His essay to the trustees reflects his revolutionary ideas about medical treatment and education, asserting that a hospital should not only treat patients, but educate medical professionals. In that period, requirements to receive one’s medical degree were considerably low and medical education often failed to adequately prepare students to practice medicine. Billings sought to change this by wedding the hospital to the university, providing students with hands-on experience. He also sought to raise standards of medical education, so that a diploma ensured the physician could “learn to think and investigate for himself.”

In order to get ideas for the construction of Johns Hopkins Hospital, Billings inspected England’s hospitals. From 1876-1889, the period in which the hospital was constructed, he served as a medical adviser to the Hopkins trustees.


Pathological Building, Johns Hopkins Hospital, 1889. Photo courtesy of Flickr’s
Johns Hopkins Medical Archive’s photostream.

Opened in 1889, the Johns Hopkins Hospital included a training school for nurses, a pathological laboratory for experimental research, and connected to a building with a teaching amphitheater. In an address at the opening of the hospital, Billings stated that with the hospital he hoped to produce “investigators as well as practitioners” by having physicians “issue papers and reports giving accounts of advances in, and of new methods of acquiring knowledge, obtained in its wards and laboratories, and that thus all scientific men and all physicians shall share in the benefits of the work actually down within these walls.” He asserted that the sharing of one’s work through publications, done sporadically at the time, would aid in the education of physicians, help with diagnoses, and improve the medical system as a whole.

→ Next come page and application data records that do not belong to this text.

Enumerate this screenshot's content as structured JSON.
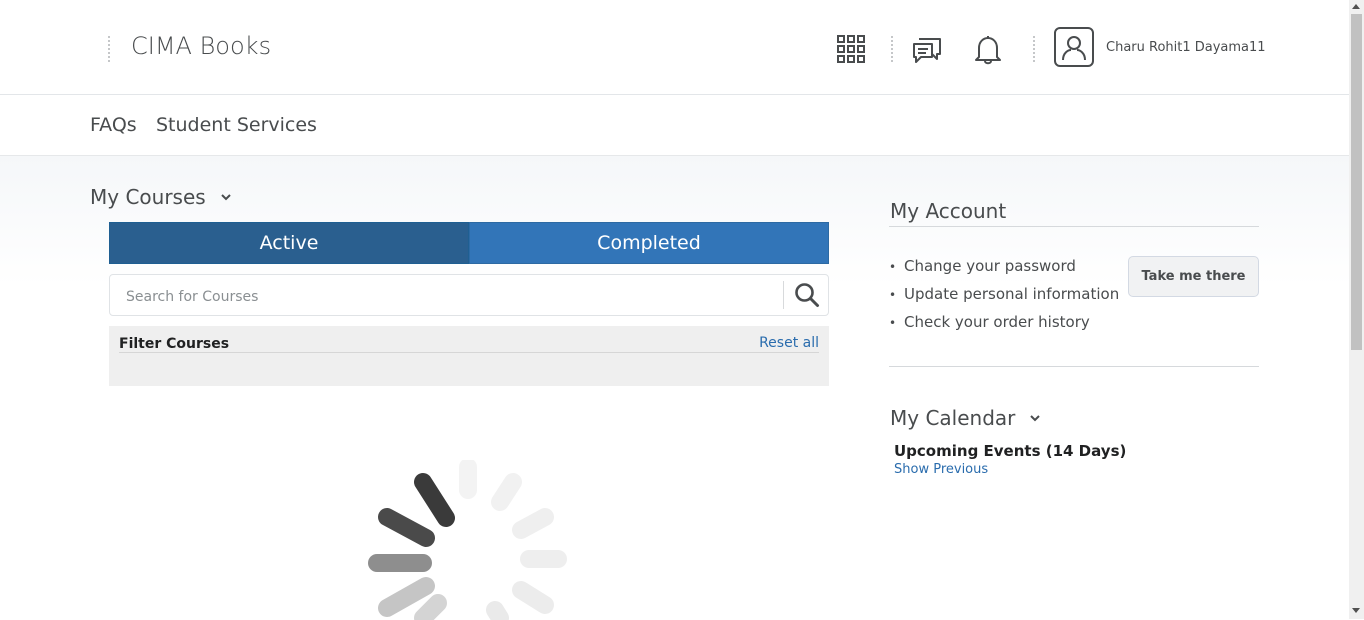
{
  "header": {
    "brand": "CIMA Books",
    "username": "Charu Rohit1 Dayama11",
    "icons": [
      "grid-icon",
      "chat-icon",
      "bell-icon",
      "user-icon"
    ]
  },
  "nav": {
    "items": [
      "FAQs",
      "Student Services"
    ]
  },
  "courses": {
    "title": "My Courses",
    "tabs": [
      "Active",
      "Completed"
    ],
    "selected_tab": "Active",
    "search_placeholder": "Search for Courses",
    "filter_label": "Filter Courses",
    "reset_label": "Reset all"
  },
  "account": {
    "title": "My Account",
    "items": [
      "Change your password",
      "Update personal information",
      "Check your order history"
    ],
    "button_label": "Take me there"
  },
  "calendar": {
    "title": "My Calendar",
    "events_title": "Upcoming Events (14 Days)",
    "show_previous": "Show Previous"
  },
  "colors": {
    "active_tab": "#2a5f8f",
    "inactive_tab": "#3275b8",
    "link": "#2a6cad",
    "text": "#494c4e"
  }
}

The Johns Hopkins Hospital raised the standards of medical education, treatment and sanitation and was modeled by other hospitals. Dr. William H. Welch, colleague and friend of Billings, summarized Billings’s vast contribution, contending that the Johns Hopkins Hospital “marked a new era in hospital construction . . . When one considers the influence of this hospital upon the construction of other hospitals . . . it is evident that Dr. Billings’ services in the field we are now considering were of large and enduring significance.”

In addition to revolutionizing hospital administration and design, Billings was an early advocate of what is referred to today as “bedside manner.” In his 1895 Suggestions to Hospitals and Asylum Visitors, he asked readers to consider “Is a spirit of kindness and gentleness apparent in the place? . . . Is the charitable work of the hospital performed in a charitable way? Do the physicians and nurses display that enthusiasm and esprit due corps which are essential to good hospital work?”

Starting to feel like your resume is a little insubstantial?

For more about Billings’s work to establish the Johns Hopkins Hospital, see the Historical Marker Review. Check back for Part III: “The Many Lives He Has Led” about Billings’s intensive efforts to reform public sanitation, as well as his other accomplishments, such as serving as the first director of the New York Public Library.